99.4 per cent of teachers vote yes for binding arbitration, but Education Minister rejects it

B.C. Teachers’ Federation President Jim Iker  on Wednesday night announced that teachers had “voted overwhelmingly to back the call for binding arbitration that would see an end to the strike and open schools,” but as expected, Education Minister Peter Fassbender rejected the vote, saying that only negotiations are acceptable to the government.

As many as 30,490 teachers – 99.4% – out of a total of 30,699 voted yes for binding arbitration.

Iker said: “[Thursday] morning, custodial staff could be pulling chairs off desks and teachers could be setting up their classrooms.

“School counsellors could be finalizing time tables.

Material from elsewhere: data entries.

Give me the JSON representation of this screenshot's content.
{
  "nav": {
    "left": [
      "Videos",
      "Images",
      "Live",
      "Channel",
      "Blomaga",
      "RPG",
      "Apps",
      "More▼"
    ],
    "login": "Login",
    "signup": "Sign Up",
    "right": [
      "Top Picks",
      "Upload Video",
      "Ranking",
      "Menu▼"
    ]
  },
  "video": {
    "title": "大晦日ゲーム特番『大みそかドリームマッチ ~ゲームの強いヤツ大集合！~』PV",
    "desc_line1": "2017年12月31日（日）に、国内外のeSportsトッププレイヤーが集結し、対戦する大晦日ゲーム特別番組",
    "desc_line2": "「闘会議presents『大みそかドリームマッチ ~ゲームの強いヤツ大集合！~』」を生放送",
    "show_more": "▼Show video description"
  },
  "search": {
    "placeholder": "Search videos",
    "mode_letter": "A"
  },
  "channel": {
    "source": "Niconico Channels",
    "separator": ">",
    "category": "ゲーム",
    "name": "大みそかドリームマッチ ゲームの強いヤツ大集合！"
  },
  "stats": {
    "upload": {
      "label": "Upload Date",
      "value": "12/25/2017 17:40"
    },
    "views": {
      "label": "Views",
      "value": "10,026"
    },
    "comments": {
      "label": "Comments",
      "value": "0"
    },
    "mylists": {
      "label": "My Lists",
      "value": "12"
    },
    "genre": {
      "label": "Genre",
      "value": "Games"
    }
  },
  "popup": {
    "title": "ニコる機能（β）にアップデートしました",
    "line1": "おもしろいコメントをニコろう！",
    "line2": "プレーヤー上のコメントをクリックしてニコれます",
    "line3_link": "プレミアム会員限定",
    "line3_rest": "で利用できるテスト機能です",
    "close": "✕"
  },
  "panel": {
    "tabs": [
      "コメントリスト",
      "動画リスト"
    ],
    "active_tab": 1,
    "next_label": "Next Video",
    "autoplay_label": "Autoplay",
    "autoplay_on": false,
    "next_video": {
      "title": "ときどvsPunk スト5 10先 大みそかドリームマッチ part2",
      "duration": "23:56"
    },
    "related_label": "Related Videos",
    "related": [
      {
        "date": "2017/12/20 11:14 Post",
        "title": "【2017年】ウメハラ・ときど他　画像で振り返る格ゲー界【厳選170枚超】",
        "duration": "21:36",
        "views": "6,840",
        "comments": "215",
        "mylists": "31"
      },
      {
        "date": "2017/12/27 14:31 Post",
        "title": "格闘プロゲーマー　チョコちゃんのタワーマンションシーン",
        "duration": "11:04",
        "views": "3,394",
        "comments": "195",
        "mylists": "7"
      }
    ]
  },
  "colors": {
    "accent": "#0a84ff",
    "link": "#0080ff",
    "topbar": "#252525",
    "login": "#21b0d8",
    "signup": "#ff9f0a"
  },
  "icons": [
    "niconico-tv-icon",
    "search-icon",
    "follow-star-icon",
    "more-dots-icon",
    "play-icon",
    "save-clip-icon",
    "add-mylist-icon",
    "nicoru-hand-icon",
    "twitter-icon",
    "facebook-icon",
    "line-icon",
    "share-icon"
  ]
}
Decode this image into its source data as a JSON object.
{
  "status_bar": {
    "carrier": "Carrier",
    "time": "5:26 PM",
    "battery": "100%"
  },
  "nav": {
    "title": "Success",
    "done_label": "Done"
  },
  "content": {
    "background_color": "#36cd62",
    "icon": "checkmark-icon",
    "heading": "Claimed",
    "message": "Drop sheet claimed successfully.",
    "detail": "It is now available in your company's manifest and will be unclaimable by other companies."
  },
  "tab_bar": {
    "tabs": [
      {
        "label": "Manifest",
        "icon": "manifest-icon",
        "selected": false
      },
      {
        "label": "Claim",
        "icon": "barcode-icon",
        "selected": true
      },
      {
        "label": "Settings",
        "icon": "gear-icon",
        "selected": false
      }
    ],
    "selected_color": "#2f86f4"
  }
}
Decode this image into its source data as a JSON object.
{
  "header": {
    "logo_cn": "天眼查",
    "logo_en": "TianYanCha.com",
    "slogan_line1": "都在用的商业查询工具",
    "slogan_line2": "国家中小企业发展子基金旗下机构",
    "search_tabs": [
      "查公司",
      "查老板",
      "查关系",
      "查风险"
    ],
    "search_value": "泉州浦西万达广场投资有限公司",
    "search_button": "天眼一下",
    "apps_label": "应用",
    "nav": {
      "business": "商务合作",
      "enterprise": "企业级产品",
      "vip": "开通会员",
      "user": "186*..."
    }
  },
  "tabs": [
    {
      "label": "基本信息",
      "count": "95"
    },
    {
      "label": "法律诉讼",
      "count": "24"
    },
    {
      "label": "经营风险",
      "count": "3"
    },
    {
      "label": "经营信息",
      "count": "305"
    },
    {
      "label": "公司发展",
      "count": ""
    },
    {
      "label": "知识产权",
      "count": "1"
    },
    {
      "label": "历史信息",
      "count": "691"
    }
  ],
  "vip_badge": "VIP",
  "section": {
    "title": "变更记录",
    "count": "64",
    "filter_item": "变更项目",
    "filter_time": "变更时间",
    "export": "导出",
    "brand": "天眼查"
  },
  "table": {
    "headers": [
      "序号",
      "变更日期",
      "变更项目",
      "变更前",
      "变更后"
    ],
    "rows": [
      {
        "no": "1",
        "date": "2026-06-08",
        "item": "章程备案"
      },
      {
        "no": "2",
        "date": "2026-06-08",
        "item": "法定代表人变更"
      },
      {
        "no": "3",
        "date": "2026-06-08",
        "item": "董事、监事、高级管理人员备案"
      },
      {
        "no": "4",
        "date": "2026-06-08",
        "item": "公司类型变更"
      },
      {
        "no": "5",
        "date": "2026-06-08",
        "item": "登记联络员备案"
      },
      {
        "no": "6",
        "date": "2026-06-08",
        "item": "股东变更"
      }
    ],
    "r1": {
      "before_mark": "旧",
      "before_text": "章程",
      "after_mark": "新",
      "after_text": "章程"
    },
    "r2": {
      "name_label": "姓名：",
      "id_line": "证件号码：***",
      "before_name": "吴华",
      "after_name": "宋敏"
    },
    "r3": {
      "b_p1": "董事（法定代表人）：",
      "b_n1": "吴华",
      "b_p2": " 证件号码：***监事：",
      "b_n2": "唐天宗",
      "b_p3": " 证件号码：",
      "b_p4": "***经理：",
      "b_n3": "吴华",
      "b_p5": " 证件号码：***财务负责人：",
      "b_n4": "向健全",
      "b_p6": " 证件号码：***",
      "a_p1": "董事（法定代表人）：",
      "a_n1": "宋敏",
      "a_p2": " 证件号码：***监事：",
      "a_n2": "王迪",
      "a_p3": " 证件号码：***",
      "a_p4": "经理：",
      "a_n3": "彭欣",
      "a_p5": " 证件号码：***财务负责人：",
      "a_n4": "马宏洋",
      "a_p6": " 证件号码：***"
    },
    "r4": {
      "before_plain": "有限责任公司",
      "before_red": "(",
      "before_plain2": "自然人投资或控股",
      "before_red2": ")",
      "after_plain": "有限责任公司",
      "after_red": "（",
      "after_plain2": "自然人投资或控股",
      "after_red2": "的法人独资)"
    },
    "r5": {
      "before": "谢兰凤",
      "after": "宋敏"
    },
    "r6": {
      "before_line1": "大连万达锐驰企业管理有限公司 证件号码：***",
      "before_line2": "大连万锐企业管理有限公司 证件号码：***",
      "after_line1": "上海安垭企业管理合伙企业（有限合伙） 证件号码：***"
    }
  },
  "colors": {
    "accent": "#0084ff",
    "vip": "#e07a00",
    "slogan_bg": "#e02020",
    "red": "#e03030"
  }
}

“Teachers could be powering up the smartboards.

“Classes could start this week. Children could be learning.

“Unfortunately tonight, there is a single group of people standing in the way of schools opening their doors tomorrow.

“The BC Liberal government’s refusal to accept binding arbitration is now the only reason children won’t be back in class.

“Every single one of those MLAs must ask themselves what is the real reason they are keeping schools closed.

“Their refusal is certainly not in the best interests of students or the province.

“Binding arbitration is a fair, workable, and pragmatic plan to open schools and get children back into classrooms with their teachers.

“It is a standard labour relations practice that allows an independent third party to assess the proposals from both sides and implement a fair settlement.

“We know the government has rejected the idea, but they are the only ones.

“Teachers, students, parents, mayors, school boards, legal experts, union leaders, editorial boards – British Columbians across the province have called for binding arbitration.

“This government is alone in its stance.

“BC Teachers have led the way for 18 months proposing solutions and moving negotiations forward.

“This government has said no to arbitration, has tried to stall and block mediation, and has not moved on any monetary proposals in negotiations since June. Not one new dollar to deal with the learning needs of our students.

“If we are going to get a deal and get schools open, the government must show some good faith.

“Arbitrate, mediate, or negotiate. It’s time to put public education first.

“Drop E80, stop trying to protect yourself from the courts, and let’s work together to reach a fair deal that improves funding for schools and support for all our students.”


FASSBENDER released the following statement on Wednesday night:

“The results of this vote were widely expected and understandable.

“We know BC teachers want schools re-opened.  That is a goal we all share.

“As we have consistently made clear, binding arbitration would lead to unacceptable tax increases in this case. That’s because the two sides remain too far apart on wages and benefits.

“The best way to resolve this labour dispute remains at the negotiating table.

“I will continue to call on the BCTF to suspend this strike and get into the affordability zone, just like 150,000 other hard-working women and men in the public sector who have settled this year.”